First World War memorial by Sir Edwin Landseer Lutyens, 1922, with later inscriptions.
Reasons for Designation
Rochdale Cenotaph, situated in Memorial Gardens, is listed at Grade I for the following principal reasons:
* Historic interest: as an eloquent witness to the tragic impacts of world events on this community, and the sacrifices it made in the conflicts of the C20;
* Architect: by the nationally renowned architect Sir Edwin Landseer Lutyens (1869-1944), who designed 58 memorials at home and abroad including the Cenotaph in Whitehall;
* Design quality: an elegant complex of a monumental cenotaph - one of Lutyens' most ambitious - with stone flags and the Stone of Remembrance;
* Group value: with the adjacent Town Hall (Grade I-listed), Post Office, and lamp posts (Grade II-listed).
The great wave of memorial building after the First World War resulted in thousands of commemorative monuments being raised both at home and on the battlefield. Lutyens was the most outstanding designer to work in this field. This is one of eight cenotaphs in England designed by Lutyens. The earliest to be erected was at Southampton in 1920; the latest at Norwich, in 1927.
A public meeting in Rochdale on 10 February 1919 decided that there should be a physical memorial to commemorate the war as well as a fund to provide for the dependents of servicemen who had been killed or disabled. Lutyens was duly appointed as architect and prepared an unusual scheme for a war memorial bridge across the River Roch (which was then open but is now culverted) in front of the Town Hall. The centrepiece would be a Stone of Remembrance with a statue of a recumbent soldier on a bier on either side. However Alderman William Cunliffe (a former mayor of Rochdale) purchased Manor House, a C18 building, on the opposite side of the river from the Town Hall, which he then donated for the construction of a suitable memorial. This had a particular resonance because Manor House had been used as a recruiting station during the War.

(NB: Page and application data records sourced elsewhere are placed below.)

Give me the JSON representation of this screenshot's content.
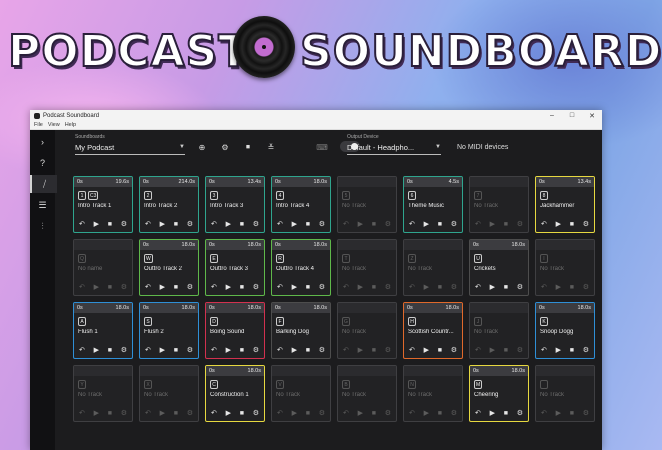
{
  "banner": {
    "left": "PODCAST",
    "right": "SOUNDBOARD"
  },
  "window": {
    "title": "Podcast Soundboard",
    "menu": [
      "File",
      "View",
      "Help"
    ],
    "controls": {
      "minimize": "–",
      "maximize": "□",
      "close": "✕"
    }
  },
  "toolbar": {
    "soundboards_label": "Soundboards",
    "soundboard_value": "My Podcast",
    "output_label": "Output Device",
    "output_value": "Default - Headpho...",
    "midi_status": "No MIDI devices"
  },
  "sidebar": [
    {
      "icon": "›",
      "name": "expand-icon"
    },
    {
      "icon": "?",
      "name": "help-icon"
    },
    {
      "icon": "⧸",
      "name": "soundboard-icon"
    },
    {
      "icon": "☰",
      "name": "list-icon"
    },
    {
      "icon": "⫶",
      "name": "audio-icon"
    }
  ],
  "pads": [
    {
      "time": "0s",
      "dur": "19.6s",
      "keys": [
        "1",
        "C3"
      ],
      "name": "Intro Track 1",
      "color": "#2fa58e"
    },
    {
      "time": "0s",
      "dur": "214.0s",
      "keys": [
        "2"
      ],
      "name": "Intro Track 2",
      "color": "#2fa58e"
    },
    {
      "time": "0s",
      "dur": "13.4s",
      "keys": [
        "3"
      ],
      "name": "Intro Track 3",
      "color": "#2fa58e"
    },
    {
      "time": "0s",
      "dur": "18.0s",
      "keys": [
        "4"
      ],
      "name": "Intro Track 4",
      "color": "#2fa58e"
    },
    {
      "time": "",
      "dur": "",
      "keys": [
        "5"
      ],
      "name": "No Track",
      "color": "",
      "empty": true
    },
    {
      "time": "0s",
      "dur": "4.5s",
      "keys": [
        "6"
      ],
      "name": "Theme Music",
      "color": "#2fa58e"
    },
    {
      "time": "",
      "dur": "",
      "keys": [
        "7"
      ],
      "name": "No Track",
      "color": "",
      "empty": true
    },
    {
      "time": "0s",
      "dur": "13.4s",
      "keys": [
        "8"
      ],
      "name": "Jackhammer",
      "color": "#e6d840"
    },
    {
      "time": "",
      "dur": "",
      "keys": [
        "Q"
      ],
      "name": "No name",
      "color": "",
      "empty": true
    },
    {
      "time": "0s",
      "dur": "18.0s",
      "keys": [
        "W"
      ],
      "name": "Outtro Track 2",
      "color": "#5fb84a"
    },
    {
      "time": "0s",
      "dur": "18.0s",
      "keys": [
        "E"
      ],
      "name": "Outtro Track 3",
      "color": "#5fb84a"
    },
    {
      "time": "0s",
      "dur": "18.0s",
      "keys": [
        "R"
      ],
      "name": "Outtro Track 4",
      "color": "#5fb84a"
    },
    {
      "time": "",
      "dur": "",
      "keys": [
        "T"
      ],
      "name": "No Track",
      "color": "",
      "empty": true
    },
    {
      "time": "",
      "dur": "",
      "keys": [
        "Z"
      ],
      "name": "No Track",
      "color": "",
      "empty": true
    },
    {
      "time": "0s",
      "dur": "18.0s",
      "keys": [
        "U"
      ],
      "name": "Crickets",
      "color": "#4d4d4d"
    },
    {
      "time": "",
      "dur": "",
      "keys": [
        "I"
      ],
      "name": "No Track",
      "color": "",
      "empty": true
    },
    {
      "time": "0s",
      "dur": "18.0s",
      "keys": [
        "A"
      ],
      "name": "Flush 1",
      "color": "#2f8fd6"
    },
    {
      "time": "0s",
      "dur": "18.0s",
      "keys": [
        "S"
      ],
      "name": "Flush 2",
      "color": "#2f8fd6"
    },
    {
      "time": "0s",
      "dur": "18.0s",
      "keys": [
        "D"
      ],
      "name": "Boing Sound",
      "color": "#d2314f"
    },
    {
      "time": "0s",
      "dur": "18.0s",
      "keys": [
        "F"
      ],
      "name": "Barking Dog",
      "color": "#4d4d4d"
    },
    {
      "time": "",
      "dur": "",
      "keys": [
        "G"
      ],
      "name": "No Track",
      "color": "",
      "empty": true
    },
    {
      "time": "0s",
      "dur": "18.0s",
      "keys": [
        "H"
      ],
      "name": "Scottish Countr...",
      "color": "#e0692b"
    },
    {
      "time": "",
      "dur": "",
      "keys": [
        "J"
      ],
      "name": "No Track",
      "color": "",
      "empty": true
    },
    {
      "time": "0s",
      "dur": "18.0s",
      "keys": [
        "K"
      ],
      "name": "Snoop Dogg",
      "color": "#2f8fd6"
    },
    {
      "time": "",
      "dur": "",
      "keys": [
        "Y"
      ],
      "name": "No Track",
      "color": "",
      "empty": true
    },
    {
      "time": "",
      "dur": "",
      "keys": [
        "X"
      ],
      "name": "No Track",
      "color": "",
      "empty": true
    },
    {
      "time": "0s",
      "dur": "18.0s",
      "keys": [
        "C"
      ],
      "name": "Construction 1",
      "color": "#e6d840"
    },
    {
      "time": "",
      "dur": "",
      "keys": [
        "V"
      ],
      "name": "No Track",
      "color": "",
      "empty": true
    },
    {
      "time": "",
      "dur": "",
      "keys": [
        "B"
      ],
      "name": "No Track",
      "color": "",
      "empty": true
    },
    {
      "time": "",
      "dur": "",
      "keys": [
        "N"
      ],
      "name": "No Track",
      "color": "",
      "empty": true
    },
    {
      "time": "0s",
      "dur": "18.0s",
      "keys": [
        "M"
      ],
      "name": "Cheering",
      "color": "#e6d840"
    },
    {
      "time": "",
      "dur": "",
      "keys": [
        ""
      ],
      "name": "No Track",
      "color": "",
      "empty": true
    }
  ],
  "pad_icons": {
    "loop": "↶",
    "play": "▶",
    "stop": "■",
    "settings": "⚙"
  }
}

Lutyens prepared a new design for a cenotaph and Stone of Remembrance (which he had originally designed for the Imperial, now Commonwealth, War Graves Commission). Manor House was demolished, and the memorial was built by Hobson Ltd of Nottingham at a cost of £12,611, out of a total fund collected of £29,443 10s. It was unveiled by the Earl of Derby on 26 November 1922 and dedicated by the Archdeacon of Rochdale.
Inscriptions commemorating the fallen of the Second World War were added at a later date.
Sir Edwin Lutyens OM RA (1869-1944) was the leading English architect of his generation. Before the First World War his reputation rested on his country houses and his work at New Delhi, but during and after the war he became the pre-eminent architect for war memorials in England, France and the British Empire. While the Cenotaph in Whitehall (London) had the most influence on other war memorials, the Thiepval Arch was the most influential on other forms of architecture. He designed the Stone of Remembrance which was placed in all Imperial War Graves Commission cemeteries and some cemeteries in England, including some with which he was not otherwise associated.
MATERIALS: Cornish granite.
DESCRIPTION: the memorial stands in Memorial Gardens, in front of Rochdale Town Hall. The cenotaph and Stone of Remembrance stand on a broad rectangular dais of three equal steps.
The cenotaph, c10m tall, stands on a further six steps. It comprises a rectangular pier which recedes as it rises to a tall, narrower pier with stout semi-columns to the north-west and south-east sides. The abacus carries a further plinth which supports a catafalque bearing a draped recumbent figure. Against the upper plinth rest carved wreaths enclosing the arms of Rochdale. From the lower plinth project four carved, painted, flags. On the south-west side are the Union Flag (left) and White Ensign (right); on the north-east side the RAF Ensign (left) and Red Ensign (right). The flagpoles finish in decorative pinnacles which are encircled by laurel wreaths.
The inscriptions are carved into the narrower pier:
(south-west) 1914 – 1919/ 1939 – 1945
(north-west) TO THE MEMORY/ OF THE MEN OF/ ROCHDALE/ WHO/ GAVE THEIR LIVES/ IN THE GREAT WAR
(north-east) MCMXIV/ + /MCMXIX/ ET/ MCMXXXIX/ +/ MCMXLV
(south-east) THEY WERE A WALL/ UNTO US BOTH BY/ NIGHT AND BY DAY
This latter dedication is a quotation from the Book of Samuel chosen following an appeal in the Rochdale Observer. A later bronze plaque beneath reads TO ALL THOSE WHO DIED/ IN THE/ SERVICE OF THEIR COUNTRY.
To the south-east of the cenotaph and facing the Town Hall, a Stone of Remembrance is raised on three steps rising from the dais. Inscribed on the stone is THEIR NAME LIVETH/ FOR EVERMORE. All the lettering on the memorial is gilded, as are the flagpoles and flag wreaths.